▶ _Material shown_

++++++

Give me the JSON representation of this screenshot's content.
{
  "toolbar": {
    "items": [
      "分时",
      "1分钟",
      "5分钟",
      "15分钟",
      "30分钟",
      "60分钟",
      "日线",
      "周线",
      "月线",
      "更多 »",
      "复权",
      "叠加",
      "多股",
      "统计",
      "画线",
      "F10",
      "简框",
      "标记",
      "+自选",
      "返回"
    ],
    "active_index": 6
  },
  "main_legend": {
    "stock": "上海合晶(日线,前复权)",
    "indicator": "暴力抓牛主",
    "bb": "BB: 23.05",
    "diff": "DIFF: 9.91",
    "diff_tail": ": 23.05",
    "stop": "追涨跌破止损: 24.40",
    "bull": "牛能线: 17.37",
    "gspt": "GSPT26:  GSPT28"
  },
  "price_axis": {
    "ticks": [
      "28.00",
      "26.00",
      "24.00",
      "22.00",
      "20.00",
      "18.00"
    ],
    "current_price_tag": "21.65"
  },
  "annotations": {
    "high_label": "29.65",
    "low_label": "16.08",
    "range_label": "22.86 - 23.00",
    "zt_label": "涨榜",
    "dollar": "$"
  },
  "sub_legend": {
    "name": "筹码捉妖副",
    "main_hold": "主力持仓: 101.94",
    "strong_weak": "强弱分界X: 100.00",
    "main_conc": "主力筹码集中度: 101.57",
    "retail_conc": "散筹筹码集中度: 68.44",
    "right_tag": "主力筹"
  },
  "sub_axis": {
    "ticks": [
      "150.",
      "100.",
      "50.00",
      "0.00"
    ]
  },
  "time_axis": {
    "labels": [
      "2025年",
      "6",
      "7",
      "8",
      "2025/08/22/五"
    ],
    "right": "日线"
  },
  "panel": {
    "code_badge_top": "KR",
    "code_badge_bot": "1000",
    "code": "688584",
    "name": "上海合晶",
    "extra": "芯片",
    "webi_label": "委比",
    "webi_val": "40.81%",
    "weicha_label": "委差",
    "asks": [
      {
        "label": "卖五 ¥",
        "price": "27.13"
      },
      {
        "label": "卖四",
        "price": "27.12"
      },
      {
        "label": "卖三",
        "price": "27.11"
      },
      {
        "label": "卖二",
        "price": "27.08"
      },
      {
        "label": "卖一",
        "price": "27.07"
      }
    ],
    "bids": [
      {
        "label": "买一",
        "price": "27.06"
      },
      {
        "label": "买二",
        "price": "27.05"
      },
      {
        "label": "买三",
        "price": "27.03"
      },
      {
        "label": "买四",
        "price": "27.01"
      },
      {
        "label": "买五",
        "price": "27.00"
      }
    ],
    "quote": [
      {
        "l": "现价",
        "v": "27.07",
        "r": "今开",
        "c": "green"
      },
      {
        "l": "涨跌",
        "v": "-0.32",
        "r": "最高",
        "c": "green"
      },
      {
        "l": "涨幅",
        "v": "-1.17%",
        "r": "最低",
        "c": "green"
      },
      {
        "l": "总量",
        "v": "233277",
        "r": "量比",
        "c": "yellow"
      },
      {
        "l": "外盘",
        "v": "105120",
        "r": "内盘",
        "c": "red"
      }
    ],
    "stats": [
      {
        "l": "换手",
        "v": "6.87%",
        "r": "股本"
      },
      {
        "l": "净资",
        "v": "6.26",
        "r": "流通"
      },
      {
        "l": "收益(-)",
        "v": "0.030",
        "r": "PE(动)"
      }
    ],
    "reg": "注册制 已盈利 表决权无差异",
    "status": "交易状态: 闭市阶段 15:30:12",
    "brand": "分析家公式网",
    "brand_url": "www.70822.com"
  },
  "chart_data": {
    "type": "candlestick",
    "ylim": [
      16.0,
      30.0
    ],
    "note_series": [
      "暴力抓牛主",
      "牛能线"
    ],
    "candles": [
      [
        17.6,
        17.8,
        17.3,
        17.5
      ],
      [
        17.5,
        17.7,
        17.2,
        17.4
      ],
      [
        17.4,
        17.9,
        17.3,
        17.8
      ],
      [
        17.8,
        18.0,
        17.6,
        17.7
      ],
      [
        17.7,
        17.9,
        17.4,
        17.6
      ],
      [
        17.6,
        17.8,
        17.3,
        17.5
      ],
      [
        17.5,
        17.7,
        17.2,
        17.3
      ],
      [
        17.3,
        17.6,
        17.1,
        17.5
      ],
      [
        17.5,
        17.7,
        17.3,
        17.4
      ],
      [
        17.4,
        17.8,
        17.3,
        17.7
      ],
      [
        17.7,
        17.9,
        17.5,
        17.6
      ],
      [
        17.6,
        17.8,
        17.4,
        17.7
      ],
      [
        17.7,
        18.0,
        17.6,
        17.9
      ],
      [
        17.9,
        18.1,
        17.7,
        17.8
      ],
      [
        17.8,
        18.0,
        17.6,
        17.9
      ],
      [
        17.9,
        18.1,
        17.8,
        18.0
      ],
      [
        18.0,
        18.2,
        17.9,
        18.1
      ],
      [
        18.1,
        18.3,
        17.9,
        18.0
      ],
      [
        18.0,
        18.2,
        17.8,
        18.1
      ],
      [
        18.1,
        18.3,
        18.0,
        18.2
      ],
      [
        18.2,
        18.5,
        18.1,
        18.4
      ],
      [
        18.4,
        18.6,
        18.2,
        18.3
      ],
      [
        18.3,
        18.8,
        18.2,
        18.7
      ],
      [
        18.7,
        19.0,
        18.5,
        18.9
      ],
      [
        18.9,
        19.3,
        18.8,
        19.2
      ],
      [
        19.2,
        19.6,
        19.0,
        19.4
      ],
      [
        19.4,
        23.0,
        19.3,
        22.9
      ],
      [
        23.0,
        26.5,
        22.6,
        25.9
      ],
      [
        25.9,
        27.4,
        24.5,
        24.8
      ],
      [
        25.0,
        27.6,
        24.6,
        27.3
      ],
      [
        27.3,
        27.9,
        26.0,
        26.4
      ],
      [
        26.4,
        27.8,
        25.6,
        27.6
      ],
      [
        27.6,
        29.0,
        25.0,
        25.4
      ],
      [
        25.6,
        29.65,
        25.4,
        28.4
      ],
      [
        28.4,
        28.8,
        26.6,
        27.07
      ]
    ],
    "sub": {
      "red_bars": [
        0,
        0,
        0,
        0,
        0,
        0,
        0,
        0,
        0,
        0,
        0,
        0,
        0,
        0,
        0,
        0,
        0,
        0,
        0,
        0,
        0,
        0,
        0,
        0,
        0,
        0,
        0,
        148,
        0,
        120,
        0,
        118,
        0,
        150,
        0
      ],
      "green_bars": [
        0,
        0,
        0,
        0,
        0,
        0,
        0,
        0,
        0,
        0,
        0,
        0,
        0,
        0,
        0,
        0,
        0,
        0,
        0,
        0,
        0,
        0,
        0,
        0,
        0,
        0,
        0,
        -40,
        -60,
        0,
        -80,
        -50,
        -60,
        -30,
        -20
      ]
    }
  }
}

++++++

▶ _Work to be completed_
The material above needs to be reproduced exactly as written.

▶ _Response to this exercise_
Give me the JSON representation of this screenshot's content.
{
  "toolbar": {
    "items": [
      "分时",
      "1分钟",
      "5分钟",
      "15分钟",
      "30分钟",
      "60分钟",
      "日线",
      "周线",
      "月线",
      "更多 »",
      "复权",
      "叠加",
      "多股",
      "统计",
      "画线",
      "F10",
      "简框",
      "标记",
      "+自选",
      "返回"
    ],
    "active_index": 6
  },
  "main_legend": {
    "stock": "上海合晶(日线,前复权)",
    "indicator": "暴力抓牛主",
    "bb": "BB: 23.05",
    "diff": "DIFF: 9.91",
    "diff_tail": ": 23.05",
    "stop": "追涨跌破止损: 24.40",
    "bull": "牛能线: 17.37",
    "gspt": "GSPT26:  GSPT28"
  },
  "price_axis": {
    "ticks": [
      "28.00",
      "26.00",
      "24.00",
      "22.00",
      "20.00",
      "18.00"
    ],
    "current_price_tag": "21.65"
  },
  "annotations": {
    "high_label": "29.65",
    "low_label": "16.08",
    "range_label": "22.86 - 23.00",
    "zt_label": "涨榜",
    "dollar": "$"
  },
  "sub_legend": {
    "name": "筹码捉妖副",
    "main_hold": "主力持仓: 101.94",
    "strong_weak": "强弱分界X: 100.00",
    "main_conc": "主力筹码集中度: 101.57",
    "retail_conc": "散筹筹码集中度: 68.44",
    "right_tag": "主力筹"
  },
  "sub_axis": {
    "ticks": [
      "150.",
      "100.",
      "50.00",
      "0.00"
    ]
  },
  "time_axis": {
    "labels": [
      "2025年",
      "6",
      "7",
      "8",
      "2025/08/22/五"
    ],
    "right": "日线"
  },
  "panel": {
    "code_badge_top": "KR",
    "code_badge_bot": "1000",
    "code": "688584",
    "name": "上海合晶",
    "extra": "芯片",
    "webi_label": "委比",
    "webi_val": "40.81%",
    "weicha_label": "委差",
    "asks": [
      {
        "label": "卖五 ¥",
        "price": "27.13"
      },
      {
        "label": "卖四",
        "price": "27.12"
      },
      {
        "label": "卖三",
        "price": "27.11"
      },
      {
        "label": "卖二",
        "price": "27.08"
      },
      {
        "label": "卖一",
        "price": "27.07"
      }
    ],
    "bids": [
      {
        "label": "买一",
        "price": "27.06"
      },
      {
        "label": "买二",
        "price": "27.05"
      },
      {
        "label": "买三",
        "price": "27.03"
      },
      {
        "label": "买四",
        "price": "27.01"
      },
      {
        "label": "买五",
        "price": "27.00"
      }
    ],
    "quote": [
      {
        "l": "现价",
        "v": "27.07",
        "r": "今开",
        "c": "green"
      },
      {
        "l": "涨跌",
        "v": "-0.32",
        "r": "最高",
        "c": "green"
      },
      {
        "l": "涨幅",
        "v": "-1.17%",
        "r": "最低",
        "c": "green"
      },
      {
        "l": "总量",
        "v": "233277",
        "r": "量比",
        "c": "yellow"
      },
      {
        "l": "外盘",
        "v": "105120",
        "r": "内盘",
        "c": "red"
      }
    ],
    "stats": [
      {
        "l": "换手",
        "v": "6.87%",
        "r": "股本"
      },
      {
        "l": "净资",
        "v": "6.26",
        "r": "流通"
      },
      {
        "l": "收益(-)",
        "v": "0.030",
        "r": "PE(动)"
      }
    ],
    "reg": "注册制 已盈利 表决权无差异",
    "status": "交易状态: 闭市阶段 15:30:12",
    "brand": "分析家公式网",
    "brand_url": "www.70822.com"
  },
  "chart_data": {
    "type": "candlestick",
    "ylim": [
      16.0,
      30.0
    ],
    "note_series": [
      "暴力抓牛主",
      "牛能线"
    ],
    "candles": [
      [
        17.6,
        17.8,
        17.3,
        17.5
      ],
      [
        17.5,
        17.7,
        17.2,
        17.4
      ],
      [
        17.4,
        17.9,
        17.3,
        17.8
      ],
      [
        17.8,
        18.0,
        17.6,
        17.7
      ],
      [
        17.7,
        17.9,
        17.4,
        17.6
      ],
      [
        17.6,
        17.8,
        17.3,
        17.5
      ],
      [
        17.5,
        17.7,
        17.2,
        17.3
      ],
      [
        17.3,
        17.6,
        17.1,
        17.5
      ],
      [
        17.5,
        17.7,
        17.3,
        17.4
      ],
      [
        17.4,
        17.8,
        17.3,
        17.7
      ],
      [
        17.7,
        17.9,
        17.5,
        17.6
      ],
      [
        17.6,
        17.8,
        17.4,
        17.7
      ],
      [
        17.7,
        18.0,
        17.6,
        17.9
      ],
      [
        17.9,
        18.1,
        17.7,
        17.8
      ],
      [
        17.8,
        18.0,
        17.6,
        17.9
      ],
      [
        17.9,
        18.1,
        17.8,
        18.0
      ],
      [
        18.0,
        18.2,
        17.9,
        18.1
      ],
      [
        18.1,
        18.3,
        17.9,
        18.0
      ],
      [
        18.0,
        18.2,
        17.8,
        18.1
      ],
      [
        18.1,
        18.3,
        18.0,
        18.2
      ],
      [
        18.2,
        18.5,
        18.1,
        18.4
      ],
      [
        18.4,
        18.6,
        18.2,
        18.3
      ],
      [
        18.3,
        18.8,
        18.2,
        18.7
      ],
      [
        18.7,
        19.0,
        18.5,
        18.9
      ],
      [
        18.9,
        19.3,
        18.8,
        19.2
      ],
      [
        19.2,
        19.6,
        19.0,
        19.4
      ],
      [
        19.4,
        23.0,
        19.3,
        22.9
      ],
      [
        23.0,
        26.5,
        22.6,
        25.9
      ],
      [
        25.9,
        27.4,
        24.5,
        24.8
      ],
      [
        25.0,
        27.6,
        24.6,
        27.3
      ],
      [
        27.3,
        27.9,
        26.0,
        26.4
      ],
      [
        26.4,
        27.8,
        25.6,
        27.6
      ],
      [
        27.6,
        29.0,
        25.0,
        25.4
      ],
      [
        25.6,
        29.65,
        25.4,
        28.4
      ],
      [
        28.4,
        28.8,
        26.6,
        27.07
      ]
    ],
    "sub": {
      "red_bars": [
        0,
        0,
        0,
        0,
        0,
        0,
        0,
        0,
        0,
        0,
        0,
        0,
        0,
        0,
        0,
        0,
        0,
        0,
        0,
        0,
        0,
        0,
        0,
        0,
        0,
        0,
        0,
        148,
        0,
        120,
        0,
        118,
        0,
        150,
        0
      ],
      "green_bars": [
        0,
        0,
        0,
        0,
        0,
        0,
        0,
        0,
        0,
        0,
        0,
        0,
        0,
        0,
        0,
        0,
        0,
        0,
        0,
        0,
        0,
        0,
        0,
        0,
        0,
        0,
        0,
        -40,
        -60,
        0,
        -80,
        -50,
        -60,
        -30,
        -20
      ]
    }
  }
}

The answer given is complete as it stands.